_EXERCISE DIRECTIONS_. State, as a bare number, how many lines below contain "this".
=== Section Start ===
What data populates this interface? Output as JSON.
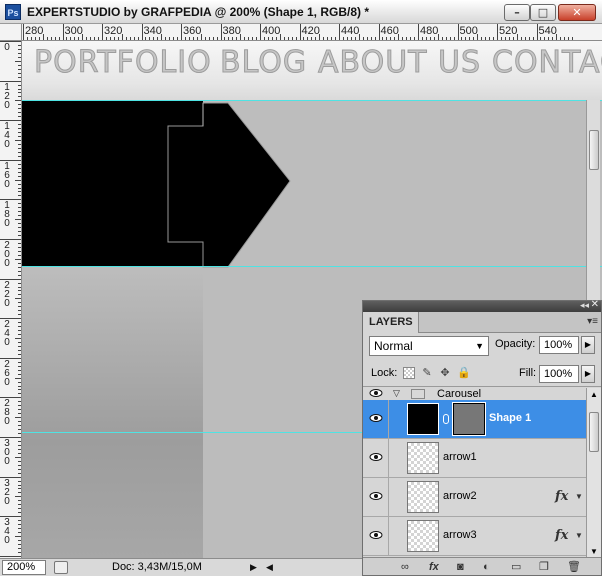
{
  "window": {
    "app_icon": "Ps",
    "title": "EXPERTSTUDIO by GRAFPEDIA @ 200% (Shape 1, RGB/8) *",
    "minimize": "–",
    "maximize": "□",
    "close": "✕"
  },
  "ruler_top": [
    "280",
    "300",
    "320",
    "340",
    "360",
    "380",
    "400",
    "420",
    "440",
    "460",
    "480",
    "500",
    "520",
    "540"
  ],
  "ruler_left": [
    {
      "digits": [
        "0"
      ]
    },
    {
      "digits": [
        "1",
        "2",
        "0"
      ]
    },
    {
      "digits": [
        "1",
        "4",
        "0"
      ]
    },
    {
      "digits": [
        "1",
        "6",
        "0"
      ]
    },
    {
      "digits": [
        "1",
        "8",
        "0"
      ]
    },
    {
      "digits": [
        "2",
        "0",
        "0"
      ]
    },
    {
      "digits": [
        "2",
        "2",
        "0"
      ]
    },
    {
      "digits": [
        "2",
        "4",
        "0"
      ]
    },
    {
      "digits": [
        "2",
        "6",
        "0"
      ]
    },
    {
      "digits": [
        "2",
        "8",
        "0"
      ]
    },
    {
      "digits": [
        "3",
        "0",
        "0"
      ]
    },
    {
      "digits": [
        "3",
        "2",
        "0"
      ]
    },
    {
      "digits": [
        "3",
        "4",
        "0"
      ]
    },
    {
      "digits": [
        "3",
        "6"
      ]
    }
  ],
  "canvas": {
    "nav": [
      "PORTFOLIO",
      "BLOG",
      "ABOUT US",
      "CONTAC"
    ]
  },
  "status": {
    "zoom": "200%",
    "doc": "Doc: 3,43M/15,0M"
  },
  "layers_panel": {
    "tab": "LAYERS",
    "blend_mode": "Normal",
    "opacity_label": "Opacity:",
    "opacity": "100%",
    "lock_label": "Lock:",
    "fill_label": "Fill:",
    "fill": "100%",
    "group": "Carousel",
    "layers": [
      {
        "name": "Shape 1",
        "selected": true,
        "fx": false
      },
      {
        "name": "arrow1",
        "selected": false,
        "fx": false
      },
      {
        "name": "arrow2",
        "selected": false,
        "fx": true
      },
      {
        "name": "arrow3",
        "selected": false,
        "fx": true
      }
    ],
    "fx_label": "fx"
  },
  "colors": {
    "selection": "#3d8ee6",
    "guide": "#4fe3e3"
  }
}
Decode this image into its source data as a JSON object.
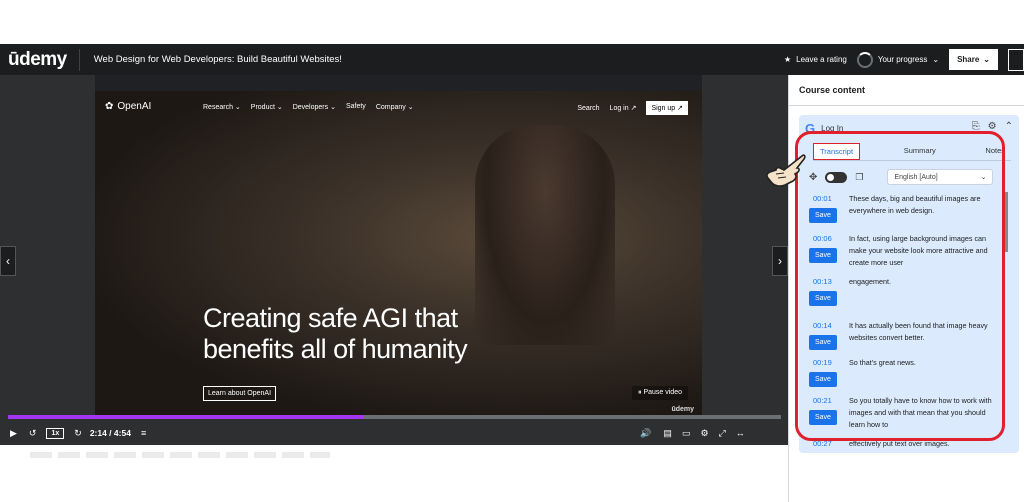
{
  "header": {
    "logo": "ūdemy",
    "course_title": "Web Design for Web Developers: Build Beautiful Websites!",
    "rating_label": "Leave a rating",
    "progress_label": "Your progress",
    "share_label": "Share"
  },
  "video": {
    "site": {
      "logo": "OpenAI",
      "nav": [
        "Research",
        "Product",
        "Developers",
        "Safety",
        "Company"
      ],
      "search": "Search",
      "login": "Log in ↗",
      "signup": "Sign up ↗",
      "hero_line1": "Creating safe AGI that",
      "hero_line2": "benefits all of humanity",
      "learn": "Learn about OpenAI",
      "pause": "⏸ Pause video",
      "watermark": "ūdemy"
    },
    "progress": 0.46,
    "speed": "1x",
    "time": "2:14 / 4:54"
  },
  "panel": {
    "title": "Course content",
    "login": "Log In",
    "tabs": [
      "Transcript",
      "Summary",
      "Notes"
    ],
    "language": "English [Auto]",
    "save_label": "Save",
    "entries": [
      {
        "time": "00:01",
        "text": "These days, big and beautiful images are everywhere in web design."
      },
      {
        "time": "00:06",
        "text": "In fact, using large background images can make your website look more attractive and create more user"
      },
      {
        "time": "00:13",
        "text": "engagement."
      },
      {
        "time": "00:14",
        "text": "It has actually been found that image heavy websites convert better."
      },
      {
        "time": "00:19",
        "text": "So that's great news."
      },
      {
        "time": "00:21",
        "text": "So you totally have to know how to work with images and with that mean that you should learn how to"
      },
      {
        "time": "00:27",
        "text": "effectively put text over images."
      }
    ]
  },
  "colors": {
    "header_bg": "#1c1d1f",
    "progress_fill": "#a435f0",
    "panel_bg": "#dbeafd",
    "accent_blue": "#1a73e8",
    "highlight_red": "#e0202d"
  }
}
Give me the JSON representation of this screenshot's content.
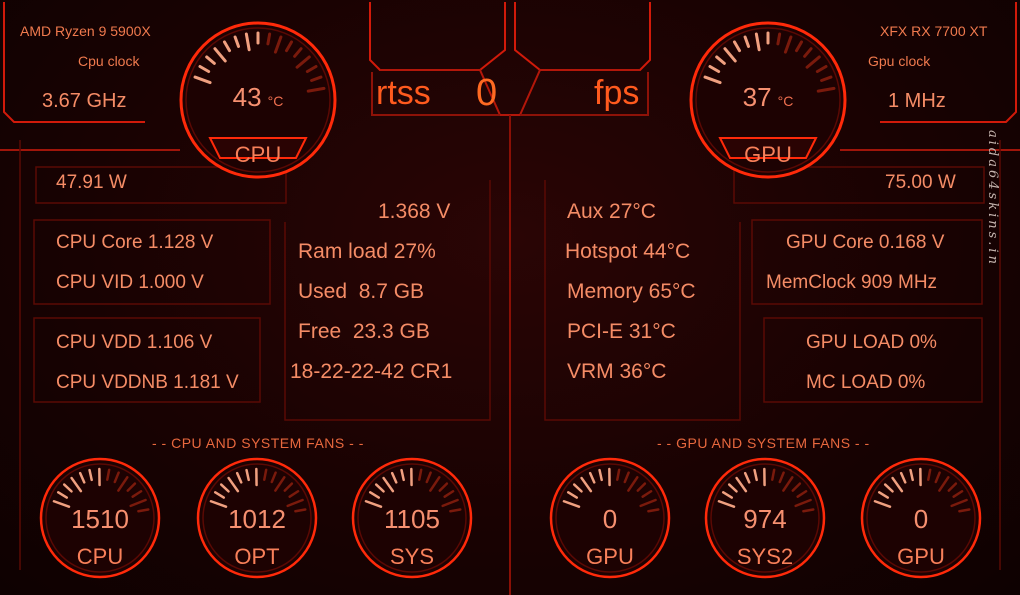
{
  "cpu": {
    "name": "AMD Ryzen 9 5900X",
    "clock_label": "Cpu clock",
    "clock_value": "3.67 GHz",
    "temp": "43",
    "temp_unit": "°C",
    "gauge_label": "CPU",
    "power": "47.91 W",
    "core_voltage": "CPU Core 1.128 V",
    "vid": "CPU VID 1.000 V",
    "vdd": "CPU VDD 1.106 V",
    "vddnb": "CPU VDDNB 1.181 V"
  },
  "gpu": {
    "name": "XFX RX 7700 XT",
    "clock_label": "Gpu clock",
    "clock_value": "1 MHz",
    "temp": "37",
    "temp_unit": "°C",
    "gauge_label": "GPU",
    "power": "75.00 W",
    "core_voltage": "GPU Core 0.168 V",
    "memclock": "MemClock 909 MHz",
    "load": "GPU LOAD 0%",
    "mc_load": "MC LOAD 0%"
  },
  "rtss": {
    "left": "rtss",
    "value": "0",
    "right": "fps"
  },
  "ram": {
    "voltage": "1.368 V",
    "load": "Ram load 27%",
    "used": "Used  8.7 GB",
    "free": "Free  23.3 GB",
    "timings": "18-22-22-42 CR1"
  },
  "temps": {
    "aux": "Aux 27°C",
    "hotspot": "Hotspot 44°C",
    "memory": "Memory 65°C",
    "pcie": "PCI-E 31°C",
    "vrm": "VRM 36°C"
  },
  "cpu_fans": {
    "heading": "- - CPU AND SYSTEM FANS - -",
    "fans": [
      {
        "value": "1510",
        "label": "CPU"
      },
      {
        "value": "1012",
        "label": "OPT"
      },
      {
        "value": "1105",
        "label": "SYS"
      }
    ]
  },
  "gpu_fans": {
    "heading": "- - GPU AND SYSTEM FANS - -",
    "fans": [
      {
        "value": "0",
        "label": "GPU"
      },
      {
        "value": "974",
        "label": "SYS2"
      },
      {
        "value": "0",
        "label": "GPU"
      }
    ]
  },
  "watermark": "aida64skins.in",
  "colors": {
    "accent": "#ff2a0a",
    "text": "#f38a62",
    "background": "#1a0303"
  }
}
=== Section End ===
_REPLY_. 3